» WHAT YOU NEED TO DO
Without changing a single character, copy every record below.

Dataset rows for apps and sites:
- - -
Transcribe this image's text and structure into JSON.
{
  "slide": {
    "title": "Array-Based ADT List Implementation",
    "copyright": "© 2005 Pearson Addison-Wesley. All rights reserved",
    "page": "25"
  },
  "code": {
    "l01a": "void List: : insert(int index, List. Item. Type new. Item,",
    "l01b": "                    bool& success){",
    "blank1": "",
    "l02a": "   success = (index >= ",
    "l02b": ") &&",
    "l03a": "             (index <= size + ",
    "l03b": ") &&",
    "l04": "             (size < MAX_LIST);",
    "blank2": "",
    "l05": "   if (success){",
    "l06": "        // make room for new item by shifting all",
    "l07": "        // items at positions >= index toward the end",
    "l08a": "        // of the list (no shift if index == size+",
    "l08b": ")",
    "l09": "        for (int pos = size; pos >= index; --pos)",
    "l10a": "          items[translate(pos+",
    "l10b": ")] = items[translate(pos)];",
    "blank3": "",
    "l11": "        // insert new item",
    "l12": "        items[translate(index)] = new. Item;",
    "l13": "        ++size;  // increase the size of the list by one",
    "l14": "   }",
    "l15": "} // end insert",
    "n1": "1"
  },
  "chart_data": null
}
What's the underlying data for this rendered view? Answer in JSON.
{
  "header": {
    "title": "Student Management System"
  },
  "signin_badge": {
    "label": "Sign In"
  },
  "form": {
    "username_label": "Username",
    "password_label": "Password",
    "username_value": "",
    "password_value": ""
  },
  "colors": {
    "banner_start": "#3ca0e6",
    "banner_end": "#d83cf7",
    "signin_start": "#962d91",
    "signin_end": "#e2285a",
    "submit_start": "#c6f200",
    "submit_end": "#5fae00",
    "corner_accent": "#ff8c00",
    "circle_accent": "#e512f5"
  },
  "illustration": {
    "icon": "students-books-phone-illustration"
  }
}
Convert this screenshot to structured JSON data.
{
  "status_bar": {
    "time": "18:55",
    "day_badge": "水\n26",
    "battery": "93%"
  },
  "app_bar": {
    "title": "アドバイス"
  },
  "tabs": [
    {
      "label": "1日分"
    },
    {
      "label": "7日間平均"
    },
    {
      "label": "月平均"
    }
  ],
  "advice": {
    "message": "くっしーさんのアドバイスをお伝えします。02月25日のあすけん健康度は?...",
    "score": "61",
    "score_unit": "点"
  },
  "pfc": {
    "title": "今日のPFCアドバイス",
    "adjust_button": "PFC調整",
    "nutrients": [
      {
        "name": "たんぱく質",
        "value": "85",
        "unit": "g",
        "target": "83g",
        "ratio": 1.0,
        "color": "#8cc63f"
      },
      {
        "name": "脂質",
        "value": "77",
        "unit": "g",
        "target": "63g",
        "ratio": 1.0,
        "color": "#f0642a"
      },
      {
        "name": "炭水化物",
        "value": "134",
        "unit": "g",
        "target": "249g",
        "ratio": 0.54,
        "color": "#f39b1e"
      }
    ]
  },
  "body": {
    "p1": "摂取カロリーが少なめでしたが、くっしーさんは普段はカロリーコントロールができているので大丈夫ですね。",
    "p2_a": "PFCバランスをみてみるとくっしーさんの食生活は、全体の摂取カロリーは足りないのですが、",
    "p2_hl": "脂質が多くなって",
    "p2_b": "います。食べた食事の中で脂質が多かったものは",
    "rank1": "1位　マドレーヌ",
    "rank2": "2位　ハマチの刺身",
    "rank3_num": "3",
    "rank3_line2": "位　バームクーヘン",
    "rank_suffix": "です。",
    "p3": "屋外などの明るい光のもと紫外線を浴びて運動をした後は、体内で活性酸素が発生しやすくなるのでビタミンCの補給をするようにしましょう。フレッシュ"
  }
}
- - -
» ANSWER BOX
Transcribe this image's text and structure into JSON.
{
  "slide": {
    "title": "Array-Based ADT List Implementation",
    "copyright": "© 2005 Pearson Addison-Wesley. All rights reserved",
    "page": "25"
  },
  "code": {
    "l01a": "void List: : insert(int index, List. Item. Type new. Item,",
    "l01b": "                    bool& success){",
    "blank1": "",
    "l02a": "   success = (index >= ",
    "l02b": ") &&",
    "l03a": "             (index <= size + ",
    "l03b": ") &&",
    "l04": "             (size < MAX_LIST);",
    "blank2": "",
    "l05": "   if (success){",
    "l06": "        // make room for new item by shifting all",
    "l07": "        // items at positions >= index toward the end",
    "l08a": "        // of the list (no shift if index == size+",
    "l08b": ")",
    "l09": "        for (int pos = size; pos >= index; --pos)",
    "l10a": "          items[translate(pos+",
    "l10b": ")] = items[translate(pos)];",
    "blank3": "",
    "l11": "        // insert new item",
    "l12": "        items[translate(index)] = new. Item;",
    "l13": "        ++size;  // increase the size of the list by one",
    "l14": "   }",
    "l15": "} // end insert",
    "n1": "1"
  },
  "chart_data": null
}
What's the underlying data for this rendered view? Answer in JSON.
{
  "header": {
    "title": "Student Management System"
  },
  "signin_badge": {
    "label": "Sign In"
  },
  "form": {
    "username_label": "Username",
    "password_label": "Password",
    "username_value": "",
    "password_value": ""
  },
  "colors": {
    "banner_start": "#3ca0e6",
    "banner_end": "#d83cf7",
    "signin_start": "#962d91",
    "signin_end": "#e2285a",
    "submit_start": "#c6f200",
    "submit_end": "#5fae00",
    "corner_accent": "#ff8c00",
    "circle_accent": "#e512f5"
  },
  "illustration": {
    "icon": "students-books-phone-illustration"
  }
}
Convert this screenshot to structured JSON data.
{
  "status_bar": {
    "time": "18:55",
    "day_badge": "水\n26",
    "battery": "93%"
  },
  "app_bar": {
    "title": "アドバイス"
  },
  "tabs": [
    {
      "label": "1日分"
    },
    {
      "label": "7日間平均"
    },
    {
      "label": "月平均"
    }
  ],
  "advice": {
    "message": "くっしーさんのアドバイスをお伝えします。02月25日のあすけん健康度は?...",
    "score": "61",
    "score_unit": "点"
  },
  "pfc": {
    "title": "今日のPFCアドバイス",
    "adjust_button": "PFC調整",
    "nutrients": [
      {
        "name": "たんぱく質",
        "value": "85",
        "unit": "g",
        "target": "83g",
        "ratio": 1.0,
        "color": "#8cc63f"
      },
      {
        "name": "脂質",
        "value": "77",
        "unit": "g",
        "target": "63g",
        "ratio": 1.0,
        "color": "#f0642a"
      },
      {
        "name": "炭水化物",
        "value": "134",
        "unit": "g",
        "target": "249g",
        "ratio": 0.54,
        "color": "#f39b1e"
      }
    ]
  },
  "body": {
    "p1": "摂取カロリーが少なめでしたが、くっしーさんは普段はカロリーコントロールができているので大丈夫ですね。",
    "p2_a": "PFCバランスをみてみるとくっしーさんの食生活は、全体の摂取カロリーは足りないのですが、",
    "p2_hl": "脂質が多くなって",
    "p2_b": "います。食べた食事の中で脂質が多かったものは",
    "rank1": "1位　マドレーヌ",
    "rank2": "2位　ハマチの刺身",
    "rank3_num": "3",
    "rank3_line2": "位　バームクーヘン",
    "rank_suffix": "です。",
    "p3": "屋外などの明るい光のもと紫外線を浴びて運動をした後は、体内で活性酸素が発生しやすくなるのでビタミンCの補給をするようにしましょう。フレッシュ"
  }
}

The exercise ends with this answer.